App and web page records:
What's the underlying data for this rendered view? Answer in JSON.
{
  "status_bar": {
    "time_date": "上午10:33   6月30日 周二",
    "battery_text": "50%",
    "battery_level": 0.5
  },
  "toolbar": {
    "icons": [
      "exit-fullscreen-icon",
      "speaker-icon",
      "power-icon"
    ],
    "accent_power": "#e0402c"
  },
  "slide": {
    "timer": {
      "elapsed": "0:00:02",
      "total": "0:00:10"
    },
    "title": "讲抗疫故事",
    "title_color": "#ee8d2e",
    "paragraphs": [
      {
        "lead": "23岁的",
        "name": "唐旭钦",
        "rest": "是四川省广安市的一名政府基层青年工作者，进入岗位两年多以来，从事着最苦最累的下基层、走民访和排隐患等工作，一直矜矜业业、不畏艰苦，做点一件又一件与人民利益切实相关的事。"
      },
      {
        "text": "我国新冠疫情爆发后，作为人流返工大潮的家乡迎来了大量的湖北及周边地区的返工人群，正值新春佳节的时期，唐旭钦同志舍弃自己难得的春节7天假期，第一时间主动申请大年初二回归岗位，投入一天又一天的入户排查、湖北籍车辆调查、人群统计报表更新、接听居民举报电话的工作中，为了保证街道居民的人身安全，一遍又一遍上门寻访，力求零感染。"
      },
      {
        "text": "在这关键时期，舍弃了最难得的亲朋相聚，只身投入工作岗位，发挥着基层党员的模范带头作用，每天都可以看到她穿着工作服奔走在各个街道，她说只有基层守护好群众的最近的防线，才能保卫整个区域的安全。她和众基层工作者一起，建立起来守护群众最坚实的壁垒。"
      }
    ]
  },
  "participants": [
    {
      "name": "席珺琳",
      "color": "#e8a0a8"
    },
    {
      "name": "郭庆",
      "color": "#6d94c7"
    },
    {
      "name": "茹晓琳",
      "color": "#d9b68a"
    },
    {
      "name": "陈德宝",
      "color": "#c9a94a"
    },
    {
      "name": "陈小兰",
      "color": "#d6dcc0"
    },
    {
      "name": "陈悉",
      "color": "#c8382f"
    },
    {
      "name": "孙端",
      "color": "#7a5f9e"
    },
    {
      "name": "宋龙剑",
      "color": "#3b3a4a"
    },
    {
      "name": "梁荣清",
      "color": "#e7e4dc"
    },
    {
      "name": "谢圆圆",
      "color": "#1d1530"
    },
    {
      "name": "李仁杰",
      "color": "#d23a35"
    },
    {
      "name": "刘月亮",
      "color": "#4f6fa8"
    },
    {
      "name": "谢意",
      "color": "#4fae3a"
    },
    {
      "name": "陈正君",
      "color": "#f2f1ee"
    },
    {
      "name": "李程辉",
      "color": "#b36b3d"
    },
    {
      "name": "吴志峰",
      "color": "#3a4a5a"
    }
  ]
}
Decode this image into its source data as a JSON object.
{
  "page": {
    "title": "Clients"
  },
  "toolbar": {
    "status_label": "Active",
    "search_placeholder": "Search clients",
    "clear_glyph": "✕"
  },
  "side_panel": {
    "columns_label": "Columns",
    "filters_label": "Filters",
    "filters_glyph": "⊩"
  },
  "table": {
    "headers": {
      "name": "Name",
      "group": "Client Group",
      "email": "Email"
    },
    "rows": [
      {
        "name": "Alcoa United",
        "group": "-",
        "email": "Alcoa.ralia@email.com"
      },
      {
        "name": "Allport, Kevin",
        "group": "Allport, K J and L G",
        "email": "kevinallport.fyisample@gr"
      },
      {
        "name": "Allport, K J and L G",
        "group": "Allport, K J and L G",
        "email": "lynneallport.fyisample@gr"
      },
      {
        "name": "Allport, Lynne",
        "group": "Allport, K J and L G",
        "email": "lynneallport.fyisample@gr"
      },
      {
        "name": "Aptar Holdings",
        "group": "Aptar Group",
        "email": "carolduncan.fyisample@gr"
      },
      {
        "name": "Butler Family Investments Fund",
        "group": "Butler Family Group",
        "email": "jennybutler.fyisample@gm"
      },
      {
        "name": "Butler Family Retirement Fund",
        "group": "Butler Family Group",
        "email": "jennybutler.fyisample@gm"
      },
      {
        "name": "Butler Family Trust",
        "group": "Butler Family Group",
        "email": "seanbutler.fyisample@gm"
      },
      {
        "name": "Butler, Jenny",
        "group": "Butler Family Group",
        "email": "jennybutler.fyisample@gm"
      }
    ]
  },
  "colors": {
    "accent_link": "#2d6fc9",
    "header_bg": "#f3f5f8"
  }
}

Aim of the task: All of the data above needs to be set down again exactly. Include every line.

Your response:
What's the underlying data for this rendered view? Answer in JSON.
{
  "status_bar": {
    "time_date": "上午10:33   6月30日 周二",
    "battery_text": "50%",
    "battery_level": 0.5
  },
  "toolbar": {
    "icons": [
      "exit-fullscreen-icon",
      "speaker-icon",
      "power-icon"
    ],
    "accent_power": "#e0402c"
  },
  "slide": {
    "timer": {
      "elapsed": "0:00:02",
      "total": "0:00:10"
    },
    "title": "讲抗疫故事",
    "title_color": "#ee8d2e",
    "paragraphs": [
      {
        "lead": "23岁的",
        "name": "唐旭钦",
        "rest": "是四川省广安市的一名政府基层青年工作者，进入岗位两年多以来，从事着最苦最累的下基层、走民访和排隐患等工作，一直矜矜业业、不畏艰苦，做点一件又一件与人民利益切实相关的事。"
      },
      {
        "text": "我国新冠疫情爆发后，作为人流返工大潮的家乡迎来了大量的湖北及周边地区的返工人群，正值新春佳节的时期，唐旭钦同志舍弃自己难得的春节7天假期，第一时间主动申请大年初二回归岗位，投入一天又一天的入户排查、湖北籍车辆调查、人群统计报表更新、接听居民举报电话的工作中，为了保证街道居民的人身安全，一遍又一遍上门寻访，力求零感染。"
      },
      {
        "text": "在这关键时期，舍弃了最难得的亲朋相聚，只身投入工作岗位，发挥着基层党员的模范带头作用，每天都可以看到她穿着工作服奔走在各个街道，她说只有基层守护好群众的最近的防线，才能保卫整个区域的安全。她和众基层工作者一起，建立起来守护群众最坚实的壁垒。"
      }
    ]
  },
  "participants": [
    {
      "name": "席珺琳",
      "color": "#e8a0a8"
    },
    {
      "name": "郭庆",
      "color": "#6d94c7"
    },
    {
      "name": "茹晓琳",
      "color": "#d9b68a"
    },
    {
      "name": "陈德宝",
      "color": "#c9a94a"
    },
    {
      "name": "陈小兰",
      "color": "#d6dcc0"
    },
    {
      "name": "陈悉",
      "color": "#c8382f"
    },
    {
      "name": "孙端",
      "color": "#7a5f9e"
    },
    {
      "name": "宋龙剑",
      "color": "#3b3a4a"
    },
    {
      "name": "梁荣清",
      "color": "#e7e4dc"
    },
    {
      "name": "谢圆圆",
      "color": "#1d1530"
    },
    {
      "name": "李仁杰",
      "color": "#d23a35"
    },
    {
      "name": "刘月亮",
      "color": "#4f6fa8"
    },
    {
      "name": "谢意",
      "color": "#4fae3a"
    },
    {
      "name": "陈正君",
      "color": "#f2f1ee"
    },
    {
      "name": "李程辉",
      "color": "#b36b3d"
    },
    {
      "name": "吴志峰",
      "color": "#3a4a5a"
    }
  ]
}
Decode this image into its source data as a JSON object.
{
  "page": {
    "title": "Clients"
  },
  "toolbar": {
    "status_label": "Active",
    "search_placeholder": "Search clients",
    "clear_glyph": "✕"
  },
  "side_panel": {
    "columns_label": "Columns",
    "filters_label": "Filters",
    "filters_glyph": "⊩"
  },
  "table": {
    "headers": {
      "name": "Name",
      "group": "Client Group",
      "email": "Email"
    },
    "rows": [
      {
        "name": "Alcoa United",
        "group": "-",
        "email": "Alcoa.ralia@email.com"
      },
      {
        "name": "Allport, Kevin",
        "group": "Allport, K J and L G",
        "email": "kevinallport.fyisample@gr"
      },
      {
        "name": "Allport, K J and L G",
        "group": "Allport, K J and L G",
        "email": "lynneallport.fyisample@gr"
      },
      {
        "name": "Allport, Lynne",
        "group": "Allport, K J and L G",
        "email": "lynneallport.fyisample@gr"
      },
      {
        "name": "Aptar Holdings",
        "group": "Aptar Group",
        "email": "carolduncan.fyisample@gr"
      },
      {
        "name": "Butler Family Investments Fund",
        "group": "Butler Family Group",
        "email": "jennybutler.fyisample@gm"
      },
      {
        "name": "Butler Family Retirement Fund",
        "group": "Butler Family Group",
        "email": "jennybutler.fyisample@gm"
      },
      {
        "name": "Butler Family Trust",
        "group": "Butler Family Group",
        "email": "seanbutler.fyisample@gm"
      },
      {
        "name": "Butler, Jenny",
        "group": "Butler Family Group",
        "email": "jennybutler.fyisample@gm"
      }
    ]
  },
  "colors": {
    "accent_link": "#2d6fc9",
    "header_bg": "#f3f5f8"
  }
}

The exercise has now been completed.